Top of Supplied information
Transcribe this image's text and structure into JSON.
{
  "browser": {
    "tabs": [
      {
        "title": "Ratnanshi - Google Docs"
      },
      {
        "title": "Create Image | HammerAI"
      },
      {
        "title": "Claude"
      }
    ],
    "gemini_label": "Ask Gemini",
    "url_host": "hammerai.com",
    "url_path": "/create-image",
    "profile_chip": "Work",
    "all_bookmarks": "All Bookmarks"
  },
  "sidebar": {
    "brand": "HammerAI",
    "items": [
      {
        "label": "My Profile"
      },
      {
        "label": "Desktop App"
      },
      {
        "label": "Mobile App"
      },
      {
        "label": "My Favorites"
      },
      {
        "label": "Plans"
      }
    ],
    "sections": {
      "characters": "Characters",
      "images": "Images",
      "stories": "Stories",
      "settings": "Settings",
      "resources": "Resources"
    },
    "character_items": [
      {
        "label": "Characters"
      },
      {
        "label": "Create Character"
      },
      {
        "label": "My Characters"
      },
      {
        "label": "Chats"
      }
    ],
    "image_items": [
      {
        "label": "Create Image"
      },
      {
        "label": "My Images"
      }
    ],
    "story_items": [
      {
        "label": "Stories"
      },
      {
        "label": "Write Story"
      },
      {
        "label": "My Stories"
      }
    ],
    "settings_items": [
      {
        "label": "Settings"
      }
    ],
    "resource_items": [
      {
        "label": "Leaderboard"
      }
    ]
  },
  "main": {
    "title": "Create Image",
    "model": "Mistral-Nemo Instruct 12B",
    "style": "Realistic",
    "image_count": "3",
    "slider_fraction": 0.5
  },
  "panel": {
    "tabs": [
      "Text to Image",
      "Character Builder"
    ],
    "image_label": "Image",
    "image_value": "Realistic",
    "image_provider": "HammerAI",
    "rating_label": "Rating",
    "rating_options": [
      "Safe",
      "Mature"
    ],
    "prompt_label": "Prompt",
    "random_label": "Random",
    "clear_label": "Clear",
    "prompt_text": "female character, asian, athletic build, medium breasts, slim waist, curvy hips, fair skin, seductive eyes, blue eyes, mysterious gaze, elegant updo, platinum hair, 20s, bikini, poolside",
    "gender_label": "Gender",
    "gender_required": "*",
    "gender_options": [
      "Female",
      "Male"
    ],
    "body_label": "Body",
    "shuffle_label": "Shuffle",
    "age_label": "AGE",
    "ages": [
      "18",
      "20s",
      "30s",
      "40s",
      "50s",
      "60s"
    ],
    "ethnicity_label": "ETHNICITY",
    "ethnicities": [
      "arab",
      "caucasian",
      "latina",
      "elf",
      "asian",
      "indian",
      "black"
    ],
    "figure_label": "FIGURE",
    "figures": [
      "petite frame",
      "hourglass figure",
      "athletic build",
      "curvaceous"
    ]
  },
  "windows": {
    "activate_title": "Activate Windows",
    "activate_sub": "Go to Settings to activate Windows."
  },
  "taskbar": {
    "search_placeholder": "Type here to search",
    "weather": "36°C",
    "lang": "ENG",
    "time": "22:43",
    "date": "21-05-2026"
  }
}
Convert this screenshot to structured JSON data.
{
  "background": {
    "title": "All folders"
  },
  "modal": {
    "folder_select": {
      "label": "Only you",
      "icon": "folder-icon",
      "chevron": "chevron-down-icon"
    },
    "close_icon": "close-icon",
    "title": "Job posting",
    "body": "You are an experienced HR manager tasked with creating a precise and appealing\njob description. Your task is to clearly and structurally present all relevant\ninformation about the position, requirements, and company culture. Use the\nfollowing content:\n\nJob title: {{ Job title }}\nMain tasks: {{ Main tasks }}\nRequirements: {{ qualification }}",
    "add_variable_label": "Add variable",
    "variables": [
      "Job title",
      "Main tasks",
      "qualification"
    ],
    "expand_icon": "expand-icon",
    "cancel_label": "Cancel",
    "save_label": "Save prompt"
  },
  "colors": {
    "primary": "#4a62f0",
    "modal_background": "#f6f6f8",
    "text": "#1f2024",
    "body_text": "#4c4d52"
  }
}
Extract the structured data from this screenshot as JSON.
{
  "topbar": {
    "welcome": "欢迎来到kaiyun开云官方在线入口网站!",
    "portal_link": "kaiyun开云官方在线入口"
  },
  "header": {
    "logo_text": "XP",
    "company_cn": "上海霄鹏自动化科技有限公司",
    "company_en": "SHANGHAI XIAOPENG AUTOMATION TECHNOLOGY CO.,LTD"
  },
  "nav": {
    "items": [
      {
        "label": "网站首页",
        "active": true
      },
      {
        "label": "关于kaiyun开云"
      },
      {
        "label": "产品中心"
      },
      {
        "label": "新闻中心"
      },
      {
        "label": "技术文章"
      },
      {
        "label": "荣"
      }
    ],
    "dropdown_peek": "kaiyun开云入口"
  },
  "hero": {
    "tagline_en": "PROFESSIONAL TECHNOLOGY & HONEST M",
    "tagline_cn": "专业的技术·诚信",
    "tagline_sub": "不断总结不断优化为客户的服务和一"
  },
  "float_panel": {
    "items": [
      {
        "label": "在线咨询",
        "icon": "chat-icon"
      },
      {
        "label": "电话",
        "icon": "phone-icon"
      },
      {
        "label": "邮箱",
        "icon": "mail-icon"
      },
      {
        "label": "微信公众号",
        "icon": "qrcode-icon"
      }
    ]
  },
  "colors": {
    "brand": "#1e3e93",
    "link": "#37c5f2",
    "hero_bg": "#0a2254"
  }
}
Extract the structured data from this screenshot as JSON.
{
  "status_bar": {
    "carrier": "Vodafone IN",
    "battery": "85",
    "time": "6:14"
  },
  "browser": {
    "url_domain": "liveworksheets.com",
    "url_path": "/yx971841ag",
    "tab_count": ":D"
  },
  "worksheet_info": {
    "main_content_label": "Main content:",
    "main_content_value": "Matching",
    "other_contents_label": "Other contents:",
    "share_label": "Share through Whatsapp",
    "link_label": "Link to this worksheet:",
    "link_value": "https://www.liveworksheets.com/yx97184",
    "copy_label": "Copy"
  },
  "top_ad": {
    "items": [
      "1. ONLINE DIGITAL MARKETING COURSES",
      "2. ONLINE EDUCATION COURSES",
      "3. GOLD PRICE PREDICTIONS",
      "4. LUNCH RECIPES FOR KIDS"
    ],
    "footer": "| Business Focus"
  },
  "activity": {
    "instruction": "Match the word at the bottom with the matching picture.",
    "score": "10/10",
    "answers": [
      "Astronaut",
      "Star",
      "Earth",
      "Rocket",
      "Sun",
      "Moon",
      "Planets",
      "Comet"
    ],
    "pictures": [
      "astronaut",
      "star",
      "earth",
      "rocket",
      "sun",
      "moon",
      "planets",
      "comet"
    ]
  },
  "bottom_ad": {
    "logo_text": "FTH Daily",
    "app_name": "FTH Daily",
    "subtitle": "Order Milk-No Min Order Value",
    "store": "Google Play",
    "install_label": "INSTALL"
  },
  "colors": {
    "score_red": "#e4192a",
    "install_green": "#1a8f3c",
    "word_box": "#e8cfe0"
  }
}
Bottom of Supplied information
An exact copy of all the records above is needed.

**Response to the exercise:**
Transcribe this image's text and structure into JSON.
{
  "browser": {
    "tabs": [
      {
        "title": "Ratnanshi - Google Docs"
      },
      {
        "title": "Create Image | HammerAI"
      },
      {
        "title": "Claude"
      }
    ],
    "gemini_label": "Ask Gemini",
    "url_host": "hammerai.com",
    "url_path": "/create-image",
    "profile_chip": "Work",
    "all_bookmarks": "All Bookmarks"
  },
  "sidebar": {
    "brand": "HammerAI",
    "items": [
      {
        "label": "My Profile"
      },
      {
        "label": "Desktop App"
      },
      {
        "label": "Mobile App"
      },
      {
        "label": "My Favorites"
      },
      {
        "label": "Plans"
      }
    ],
    "sections": {
      "characters": "Characters",
      "images": "Images",
      "stories": "Stories",
      "settings": "Settings",
      "resources": "Resources"
    },
    "character_items": [
      {
        "label": "Characters"
      },
      {
        "label": "Create Character"
      },
      {
        "label": "My Characters"
      },
      {
        "label": "Chats"
      }
    ],
    "image_items": [
      {
        "label": "Create Image"
      },
      {
        "label": "My Images"
      }
    ],
    "story_items": [
      {
        "label": "Stories"
      },
      {
        "label": "Write Story"
      },
      {
        "label": "My Stories"
      }
    ],
    "settings_items": [
      {
        "label": "Settings"
      }
    ],
    "resource_items": [
      {
        "label": "Leaderboard"
      }
    ]
  },
  "main": {
    "title": "Create Image",
    "model": "Mistral-Nemo Instruct 12B",
    "style": "Realistic",
    "image_count": "3",
    "slider_fraction": 0.5
  },
  "panel": {
    "tabs": [
      "Text to Image",
      "Character Builder"
    ],
    "image_label": "Image",
    "image_value": "Realistic",
    "image_provider": "HammerAI",
    "rating_label": "Rating",
    "rating_options": [
      "Safe",
      "Mature"
    ],
    "prompt_label": "Prompt",
    "random_label": "Random",
    "clear_label": "Clear",
    "prompt_text": "female character, asian, athletic build, medium breasts, slim waist, curvy hips, fair skin, seductive eyes, blue eyes, mysterious gaze, elegant updo, platinum hair, 20s, bikini, poolside",
    "gender_label": "Gender",
    "gender_required": "*",
    "gender_options": [
      "Female",
      "Male"
    ],
    "body_label": "Body",
    "shuffle_label": "Shuffle",
    "age_label": "AGE",
    "ages": [
      "18",
      "20s",
      "30s",
      "40s",
      "50s",
      "60s"
    ],
    "ethnicity_label": "ETHNICITY",
    "ethnicities": [
      "arab",
      "caucasian",
      "latina",
      "elf",
      "asian",
      "indian",
      "black"
    ],
    "figure_label": "FIGURE",
    "figures": [
      "petite frame",
      "hourglass figure",
      "athletic build",
      "curvaceous"
    ]
  },
  "windows": {
    "activate_title": "Activate Windows",
    "activate_sub": "Go to Settings to activate Windows."
  },
  "taskbar": {
    "search_placeholder": "Type here to search",
    "weather": "36°C",
    "lang": "ENG",
    "time": "22:43",
    "date": "21-05-2026"
  }
}
Convert this screenshot to structured JSON data.
{
  "background": {
    "title": "All folders"
  },
  "modal": {
    "folder_select": {
      "label": "Only you",
      "icon": "folder-icon",
      "chevron": "chevron-down-icon"
    },
    "close_icon": "close-icon",
    "title": "Job posting",
    "body": "You are an experienced HR manager tasked with creating a precise and appealing\njob description. Your task is to clearly and structurally present all relevant\ninformation about the position, requirements, and company culture. Use the\nfollowing content:\n\nJob title: {{ Job title }}\nMain tasks: {{ Main tasks }}\nRequirements: {{ qualification }}",
    "add_variable_label": "Add variable",
    "variables": [
      "Job title",
      "Main tasks",
      "qualification"
    ],
    "expand_icon": "expand-icon",
    "cancel_label": "Cancel",
    "save_label": "Save prompt"
  },
  "colors": {
    "primary": "#4a62f0",
    "modal_background": "#f6f6f8",
    "text": "#1f2024",
    "body_text": "#4c4d52"
  }
}
Extract the structured data from this screenshot as JSON.
{
  "topbar": {
    "welcome": "欢迎来到kaiyun开云官方在线入口网站!",
    "portal_link": "kaiyun开云官方在线入口"
  },
  "header": {
    "logo_text": "XP",
    "company_cn": "上海霄鹏自动化科技有限公司",
    "company_en": "SHANGHAI XIAOPENG AUTOMATION TECHNOLOGY CO.,LTD"
  },
  "nav": {
    "items": [
      {
        "label": "网站首页",
        "active": true
      },
      {
        "label": "关于kaiyun开云"
      },
      {
        "label": "产品中心"
      },
      {
        "label": "新闻中心"
      },
      {
        "label": "技术文章"
      },
      {
        "label": "荣"
      }
    ],
    "dropdown_peek": "kaiyun开云入口"
  },
  "hero": {
    "tagline_en": "PROFESSIONAL TECHNOLOGY & HONEST M",
    "tagline_cn": "专业的技术·诚信",
    "tagline_sub": "不断总结不断优化为客户的服务和一"
  },
  "float_panel": {
    "items": [
      {
        "label": "在线咨询",
        "icon": "chat-icon"
      },
      {
        "label": "电话",
        "icon": "phone-icon"
      },
      {
        "label": "邮箱",
        "icon": "mail-icon"
      },
      {
        "label": "微信公众号",
        "icon": "qrcode-icon"
      }
    ]
  },
  "colors": {
    "brand": "#1e3e93",
    "link": "#37c5f2",
    "hero_bg": "#0a2254"
  }
}
Extract the structured data from this screenshot as JSON.
{
  "status_bar": {
    "carrier": "Vodafone IN",
    "battery": "85",
    "time": "6:14"
  },
  "browser": {
    "url_domain": "liveworksheets.com",
    "url_path": "/yx971841ag",
    "tab_count": ":D"
  },
  "worksheet_info": {
    "main_content_label": "Main content:",
    "main_content_value": "Matching",
    "other_contents_label": "Other contents:",
    "share_label": "Share through Whatsapp",
    "link_label": "Link to this worksheet:",
    "link_value": "https://www.liveworksheets.com/yx97184",
    "copy_label": "Copy"
  },
  "top_ad": {
    "items": [
      "1. ONLINE DIGITAL MARKETING COURSES",
      "2. ONLINE EDUCATION COURSES",
      "3. GOLD PRICE PREDICTIONS",
      "4. LUNCH RECIPES FOR KIDS"
    ],
    "footer": "| Business Focus"
  },
  "activity": {
    "instruction": "Match the word at the bottom with the matching picture.",
    "score": "10/10",
    "answers": [
      "Astronaut",
      "Star",
      "Earth",
      "Rocket",
      "Sun",
      "Moon",
      "Planets",
      "Comet"
    ],
    "pictures": [
      "astronaut",
      "star",
      "earth",
      "rocket",
      "sun",
      "moon",
      "planets",
      "comet"
    ]
  },
  "bottom_ad": {
    "logo_text": "FTH Daily",
    "app_name": "FTH Daily",
    "subtitle": "Order Milk-No Min Order Value",
    "store": "Google Play",
    "install_label": "INSTALL"
  },
  "colors": {
    "score_red": "#e4192a",
    "install_green": "#1a8f3c",
    "word_box": "#e8cfe0"
  }
}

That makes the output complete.